▶ _Work required_:
What is the number of lines in the following data that contain "dossier"? Answer with the number alone.

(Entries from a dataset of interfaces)
════════════════════
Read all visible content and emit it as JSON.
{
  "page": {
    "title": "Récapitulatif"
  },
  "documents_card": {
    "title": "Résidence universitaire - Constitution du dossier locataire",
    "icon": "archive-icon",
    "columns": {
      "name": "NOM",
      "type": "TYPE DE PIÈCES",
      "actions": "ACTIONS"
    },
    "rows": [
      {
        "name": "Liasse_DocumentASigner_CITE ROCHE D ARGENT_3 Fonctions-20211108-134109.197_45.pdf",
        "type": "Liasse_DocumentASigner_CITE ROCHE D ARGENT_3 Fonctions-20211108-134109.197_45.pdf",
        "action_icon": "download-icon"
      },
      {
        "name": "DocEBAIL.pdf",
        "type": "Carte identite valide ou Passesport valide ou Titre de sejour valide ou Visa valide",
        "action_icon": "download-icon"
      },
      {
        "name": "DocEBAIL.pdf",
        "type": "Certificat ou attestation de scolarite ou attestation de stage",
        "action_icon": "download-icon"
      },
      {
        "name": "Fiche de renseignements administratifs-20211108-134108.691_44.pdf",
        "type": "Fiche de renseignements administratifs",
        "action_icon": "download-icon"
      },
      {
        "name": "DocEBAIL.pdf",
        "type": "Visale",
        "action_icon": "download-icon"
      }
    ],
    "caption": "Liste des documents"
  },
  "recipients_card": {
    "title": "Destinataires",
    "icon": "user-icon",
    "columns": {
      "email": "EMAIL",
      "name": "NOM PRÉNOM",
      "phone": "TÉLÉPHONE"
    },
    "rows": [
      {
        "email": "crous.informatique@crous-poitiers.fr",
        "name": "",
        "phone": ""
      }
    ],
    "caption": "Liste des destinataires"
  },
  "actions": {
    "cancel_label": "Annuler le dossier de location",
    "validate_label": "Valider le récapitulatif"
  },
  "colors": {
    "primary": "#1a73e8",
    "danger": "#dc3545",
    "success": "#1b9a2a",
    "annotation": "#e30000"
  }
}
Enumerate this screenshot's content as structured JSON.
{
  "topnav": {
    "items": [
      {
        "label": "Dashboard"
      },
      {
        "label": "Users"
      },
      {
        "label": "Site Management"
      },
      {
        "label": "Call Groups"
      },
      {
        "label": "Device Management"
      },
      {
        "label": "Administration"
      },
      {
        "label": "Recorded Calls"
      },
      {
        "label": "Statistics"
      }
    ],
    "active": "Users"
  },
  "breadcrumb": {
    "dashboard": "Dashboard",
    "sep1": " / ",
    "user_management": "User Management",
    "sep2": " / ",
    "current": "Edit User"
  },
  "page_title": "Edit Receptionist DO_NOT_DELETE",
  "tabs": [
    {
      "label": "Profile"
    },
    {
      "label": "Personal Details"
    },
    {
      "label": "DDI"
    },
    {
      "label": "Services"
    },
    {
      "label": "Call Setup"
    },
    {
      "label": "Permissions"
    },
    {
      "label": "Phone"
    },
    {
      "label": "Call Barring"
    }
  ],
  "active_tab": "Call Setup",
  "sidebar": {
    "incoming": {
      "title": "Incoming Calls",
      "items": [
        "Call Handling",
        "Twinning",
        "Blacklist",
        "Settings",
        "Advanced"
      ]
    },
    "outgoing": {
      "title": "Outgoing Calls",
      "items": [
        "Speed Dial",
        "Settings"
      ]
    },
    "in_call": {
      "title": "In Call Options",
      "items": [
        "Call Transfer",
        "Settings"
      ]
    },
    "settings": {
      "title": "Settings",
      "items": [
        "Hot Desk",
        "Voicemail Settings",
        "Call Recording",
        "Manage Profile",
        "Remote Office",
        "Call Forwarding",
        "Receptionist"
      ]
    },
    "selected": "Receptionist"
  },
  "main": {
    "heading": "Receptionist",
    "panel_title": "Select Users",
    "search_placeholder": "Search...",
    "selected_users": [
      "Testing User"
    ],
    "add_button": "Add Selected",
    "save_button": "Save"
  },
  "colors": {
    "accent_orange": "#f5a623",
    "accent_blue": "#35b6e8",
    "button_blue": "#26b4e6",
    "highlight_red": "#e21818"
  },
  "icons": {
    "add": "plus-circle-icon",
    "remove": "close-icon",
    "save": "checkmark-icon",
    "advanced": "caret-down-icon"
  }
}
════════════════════
▶ _Result of this task_:
2